Let's say the next time I go to a restaurant with my wife for lunch, instead of getting a bill for $22.64, we'll get a bill for $22.84. And with those two extra dimes, we're told everyone who works at that restaurant will be able to receive affordable medical care.
Putting aside the question of whether a restaurant actually faces any meaningful financial burdens associated with the Affordable Care Act, am I really supposed to find this scandalous?
There are still quite a few politicians who claim, just a matter of course, that in the Obama era, the United States runs "a trillion-dollar deficit every year." It's clearly time for them to update their talking points.
Closing the books on a fiscal year in which the federal budget deficit fell more sharply than in any year since the end of World War II, the Treasury Department reported on Thursday that the deficit for 2013 dropped to $680 billion, from about $1.1 trillion the previous year.
In nominal terms, that is the smallest deficit since 2008, and signals the end of a five-year stretch beginning with the onset of the recession when the country's fiscal gap came in at more than $1 trillion each year. As a share of the nation's economy, the budget deficit fell to about 4.1 percent, from a high of more than 10 percent during the depths of the Great Recession.
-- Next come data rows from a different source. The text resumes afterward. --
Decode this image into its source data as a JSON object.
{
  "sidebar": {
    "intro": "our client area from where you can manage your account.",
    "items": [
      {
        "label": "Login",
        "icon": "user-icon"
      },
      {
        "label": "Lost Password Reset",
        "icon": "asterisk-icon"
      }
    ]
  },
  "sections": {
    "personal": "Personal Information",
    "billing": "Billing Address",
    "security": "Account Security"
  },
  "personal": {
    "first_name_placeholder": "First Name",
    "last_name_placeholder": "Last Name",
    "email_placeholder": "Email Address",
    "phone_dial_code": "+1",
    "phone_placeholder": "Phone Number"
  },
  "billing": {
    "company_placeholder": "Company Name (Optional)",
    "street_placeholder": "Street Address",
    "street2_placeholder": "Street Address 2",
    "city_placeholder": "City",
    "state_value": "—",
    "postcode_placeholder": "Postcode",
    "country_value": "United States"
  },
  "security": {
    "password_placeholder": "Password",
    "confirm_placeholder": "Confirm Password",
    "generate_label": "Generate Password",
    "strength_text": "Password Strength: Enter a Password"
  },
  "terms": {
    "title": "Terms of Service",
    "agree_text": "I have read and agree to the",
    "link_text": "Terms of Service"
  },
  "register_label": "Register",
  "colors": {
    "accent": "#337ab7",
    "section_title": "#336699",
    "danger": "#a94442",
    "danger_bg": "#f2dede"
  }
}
Note, this points to the deficit for the 2013 fiscal year. We won't know the deficit for 2014 until October, but it's projected to be even smaller.
Also keep in mind that yesterday's Treasury report confirms the preliminary projections we reported on last fall.
The sharp reduction in the deficit last year was boosted in large part by increased government revenue. At the start of the year, the wealthiest taxpayers began paying slightly higher taxes -- a policy Republicans said would slow the economy and cause lower federal receipts. We now know GOP policymakers had it backwards: "The Treasury said revenue climbed $324 billion, to $2.8 trillion, from 2012 to 2013. That is growth of around 12.9 percent, reflecting both higher income tax rates and the strengthening economy."
Regardless, deficit hawks -- a contingent I am not a part of -- have to reason to be thrilled. It may be a well-kept secret, with polls showing the vast majority of Americans assuming the deficit is growing quickly, but the reality is the United States hasn't seen this much deficit reduction, this quickly, in about 80 years.
In theory, this should matter to federal policymakers quite a bit.
The latest New York Times/CBS News poll offers Democrats some good news and some bad news. It's worth pausing to appreciate how the former affects the latter.
First, consider the news Dems will be eager to hear. The public generally agrees with Democrats on the major issues of the day -- immigration, minimum wage, health care, and marriage equality -- and on more general topics such as compromise, economic inequality, how best to reduce the deficit, and the value of social-insurance programs like Medicare and Social Security. The same poll found Democrats are more popular than Republicans and more in line with voters' priorities.
Those stances among voters have not translated into support for the president's party, as 42 percent say they will back Republicans in November, and 39 percent indicate that they will back Democrats, a difference within the poll's margin of sampling error.
I imagine Democratic officials would find this quite frustrating. They enjoy the edge on pretty much every possible question, right up until poll respondents were asked who they intend to vote for -- and the answer is, the more unpopular party, which the mainstream disagrees with on nearly everything, is the one with more support.
Of course, it leads to a fairly obvious question: if Republicans are more unpopular; voters disagree with them on nearly everything; the GOP has no accomplishments or agenda to speak of; and they're responsible for the ridiculous government shutdown just a few months ago, how is it that they have the edge over Democrats when it comes to the midterm elections?